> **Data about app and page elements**
Segment Open

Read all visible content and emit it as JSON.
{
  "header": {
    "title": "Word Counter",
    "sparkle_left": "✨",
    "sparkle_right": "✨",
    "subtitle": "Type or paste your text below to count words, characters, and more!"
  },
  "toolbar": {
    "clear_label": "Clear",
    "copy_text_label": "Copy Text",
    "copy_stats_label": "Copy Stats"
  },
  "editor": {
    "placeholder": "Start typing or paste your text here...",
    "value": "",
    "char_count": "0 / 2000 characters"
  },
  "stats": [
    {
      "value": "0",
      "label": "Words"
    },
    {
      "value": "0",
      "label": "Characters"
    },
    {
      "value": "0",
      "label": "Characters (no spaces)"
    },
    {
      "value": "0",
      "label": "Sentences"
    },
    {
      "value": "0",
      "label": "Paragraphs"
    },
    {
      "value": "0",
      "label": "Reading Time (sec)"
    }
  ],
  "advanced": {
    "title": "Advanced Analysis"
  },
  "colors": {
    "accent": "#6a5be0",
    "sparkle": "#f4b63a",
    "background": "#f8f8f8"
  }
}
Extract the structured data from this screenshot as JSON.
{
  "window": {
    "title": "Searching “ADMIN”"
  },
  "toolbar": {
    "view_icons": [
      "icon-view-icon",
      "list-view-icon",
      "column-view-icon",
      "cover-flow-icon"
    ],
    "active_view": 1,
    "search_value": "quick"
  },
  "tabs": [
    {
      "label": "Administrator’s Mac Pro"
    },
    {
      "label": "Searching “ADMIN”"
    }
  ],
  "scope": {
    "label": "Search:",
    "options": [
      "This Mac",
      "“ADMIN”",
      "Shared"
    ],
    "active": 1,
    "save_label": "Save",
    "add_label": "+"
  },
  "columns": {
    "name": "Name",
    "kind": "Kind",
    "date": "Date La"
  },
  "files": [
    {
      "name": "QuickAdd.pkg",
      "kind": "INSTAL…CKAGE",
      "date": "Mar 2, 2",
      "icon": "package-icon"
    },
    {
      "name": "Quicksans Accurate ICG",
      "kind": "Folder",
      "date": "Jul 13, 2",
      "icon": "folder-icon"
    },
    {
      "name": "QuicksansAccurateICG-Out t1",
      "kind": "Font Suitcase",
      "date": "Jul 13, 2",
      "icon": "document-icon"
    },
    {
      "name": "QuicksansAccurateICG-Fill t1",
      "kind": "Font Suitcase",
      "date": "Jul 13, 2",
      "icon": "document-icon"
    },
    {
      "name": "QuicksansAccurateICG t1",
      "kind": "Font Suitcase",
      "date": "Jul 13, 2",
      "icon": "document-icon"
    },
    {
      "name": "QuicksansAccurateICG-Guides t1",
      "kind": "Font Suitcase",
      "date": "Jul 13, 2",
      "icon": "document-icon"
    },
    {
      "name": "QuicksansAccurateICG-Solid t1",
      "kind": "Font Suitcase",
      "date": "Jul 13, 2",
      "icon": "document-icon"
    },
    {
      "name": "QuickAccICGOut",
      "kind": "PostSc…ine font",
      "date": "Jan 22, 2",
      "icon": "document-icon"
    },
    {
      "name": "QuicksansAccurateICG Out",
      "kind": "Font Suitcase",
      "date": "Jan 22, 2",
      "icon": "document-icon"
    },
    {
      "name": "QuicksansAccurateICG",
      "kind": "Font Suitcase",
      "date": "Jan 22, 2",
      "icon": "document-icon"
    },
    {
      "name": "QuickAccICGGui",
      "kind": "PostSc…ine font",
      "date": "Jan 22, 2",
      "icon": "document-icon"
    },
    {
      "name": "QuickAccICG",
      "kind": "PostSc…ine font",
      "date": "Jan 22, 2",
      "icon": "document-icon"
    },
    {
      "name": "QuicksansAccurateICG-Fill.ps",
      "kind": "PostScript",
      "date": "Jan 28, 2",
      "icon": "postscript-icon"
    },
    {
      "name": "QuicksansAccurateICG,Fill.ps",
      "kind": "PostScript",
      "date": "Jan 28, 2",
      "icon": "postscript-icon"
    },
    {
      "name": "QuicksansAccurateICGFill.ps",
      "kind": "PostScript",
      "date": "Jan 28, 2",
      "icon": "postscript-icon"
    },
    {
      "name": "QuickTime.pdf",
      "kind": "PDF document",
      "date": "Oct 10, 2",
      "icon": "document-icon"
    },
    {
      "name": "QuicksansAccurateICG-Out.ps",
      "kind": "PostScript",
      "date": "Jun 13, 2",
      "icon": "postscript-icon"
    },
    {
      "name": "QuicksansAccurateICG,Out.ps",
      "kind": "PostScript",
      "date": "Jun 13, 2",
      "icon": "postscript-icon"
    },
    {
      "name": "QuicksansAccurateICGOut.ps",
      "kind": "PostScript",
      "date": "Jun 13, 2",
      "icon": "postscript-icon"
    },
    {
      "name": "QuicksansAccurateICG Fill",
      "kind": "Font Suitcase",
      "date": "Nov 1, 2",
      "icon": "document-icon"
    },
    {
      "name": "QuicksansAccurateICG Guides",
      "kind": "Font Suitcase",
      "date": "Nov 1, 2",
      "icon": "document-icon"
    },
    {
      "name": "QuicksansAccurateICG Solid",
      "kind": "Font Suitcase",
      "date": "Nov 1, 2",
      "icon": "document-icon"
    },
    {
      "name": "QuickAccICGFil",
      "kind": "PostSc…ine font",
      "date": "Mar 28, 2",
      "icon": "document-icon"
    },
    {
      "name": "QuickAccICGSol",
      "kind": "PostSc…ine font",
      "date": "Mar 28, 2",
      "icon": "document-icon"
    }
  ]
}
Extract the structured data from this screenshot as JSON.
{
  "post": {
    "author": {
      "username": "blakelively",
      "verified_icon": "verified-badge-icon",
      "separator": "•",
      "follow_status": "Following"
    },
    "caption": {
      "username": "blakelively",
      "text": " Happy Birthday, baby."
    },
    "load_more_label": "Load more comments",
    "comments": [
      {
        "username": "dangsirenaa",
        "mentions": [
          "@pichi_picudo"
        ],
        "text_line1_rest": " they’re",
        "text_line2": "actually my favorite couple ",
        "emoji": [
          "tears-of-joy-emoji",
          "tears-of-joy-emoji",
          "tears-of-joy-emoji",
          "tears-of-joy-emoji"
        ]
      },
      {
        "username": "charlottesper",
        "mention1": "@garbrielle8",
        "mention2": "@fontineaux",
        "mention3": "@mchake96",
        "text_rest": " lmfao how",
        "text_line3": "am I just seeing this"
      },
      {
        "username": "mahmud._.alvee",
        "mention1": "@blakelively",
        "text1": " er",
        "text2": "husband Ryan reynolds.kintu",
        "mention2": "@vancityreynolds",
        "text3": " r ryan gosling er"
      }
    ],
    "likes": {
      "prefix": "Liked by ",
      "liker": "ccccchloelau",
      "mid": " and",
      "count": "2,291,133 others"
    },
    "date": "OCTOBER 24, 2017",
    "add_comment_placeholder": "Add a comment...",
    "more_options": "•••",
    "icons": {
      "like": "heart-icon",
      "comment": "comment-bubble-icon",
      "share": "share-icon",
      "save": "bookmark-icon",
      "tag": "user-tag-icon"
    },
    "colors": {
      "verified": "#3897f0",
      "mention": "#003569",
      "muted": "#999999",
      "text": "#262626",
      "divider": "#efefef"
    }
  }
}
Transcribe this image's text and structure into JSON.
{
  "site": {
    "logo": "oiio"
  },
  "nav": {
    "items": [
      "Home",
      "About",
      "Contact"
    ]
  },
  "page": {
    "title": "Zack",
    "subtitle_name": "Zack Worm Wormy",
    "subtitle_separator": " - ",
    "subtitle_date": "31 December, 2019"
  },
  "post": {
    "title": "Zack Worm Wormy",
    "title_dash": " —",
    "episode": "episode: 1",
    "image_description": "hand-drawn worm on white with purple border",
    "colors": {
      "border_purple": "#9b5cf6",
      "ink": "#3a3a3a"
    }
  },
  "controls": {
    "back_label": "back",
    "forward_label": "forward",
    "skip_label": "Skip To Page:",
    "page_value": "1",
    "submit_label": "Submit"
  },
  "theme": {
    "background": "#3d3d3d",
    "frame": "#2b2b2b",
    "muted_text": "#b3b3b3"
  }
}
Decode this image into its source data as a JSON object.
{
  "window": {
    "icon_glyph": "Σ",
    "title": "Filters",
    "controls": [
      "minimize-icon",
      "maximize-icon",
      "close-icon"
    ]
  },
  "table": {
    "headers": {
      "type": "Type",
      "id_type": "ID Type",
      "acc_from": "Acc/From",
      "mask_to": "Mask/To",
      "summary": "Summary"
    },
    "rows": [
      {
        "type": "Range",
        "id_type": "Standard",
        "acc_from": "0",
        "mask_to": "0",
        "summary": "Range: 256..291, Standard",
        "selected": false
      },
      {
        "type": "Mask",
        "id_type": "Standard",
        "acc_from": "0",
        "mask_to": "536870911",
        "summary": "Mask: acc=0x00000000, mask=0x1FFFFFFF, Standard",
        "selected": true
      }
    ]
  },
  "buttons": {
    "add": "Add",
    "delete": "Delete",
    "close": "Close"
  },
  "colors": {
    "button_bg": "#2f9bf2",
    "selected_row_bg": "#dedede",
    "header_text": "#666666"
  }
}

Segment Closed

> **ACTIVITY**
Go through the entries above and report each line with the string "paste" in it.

> **SOLVED EXERCISE**
    "subtitle": "Type or paste your text below to count words, characters, and more!"
    "placeholder": "Start typing or paste your text here...",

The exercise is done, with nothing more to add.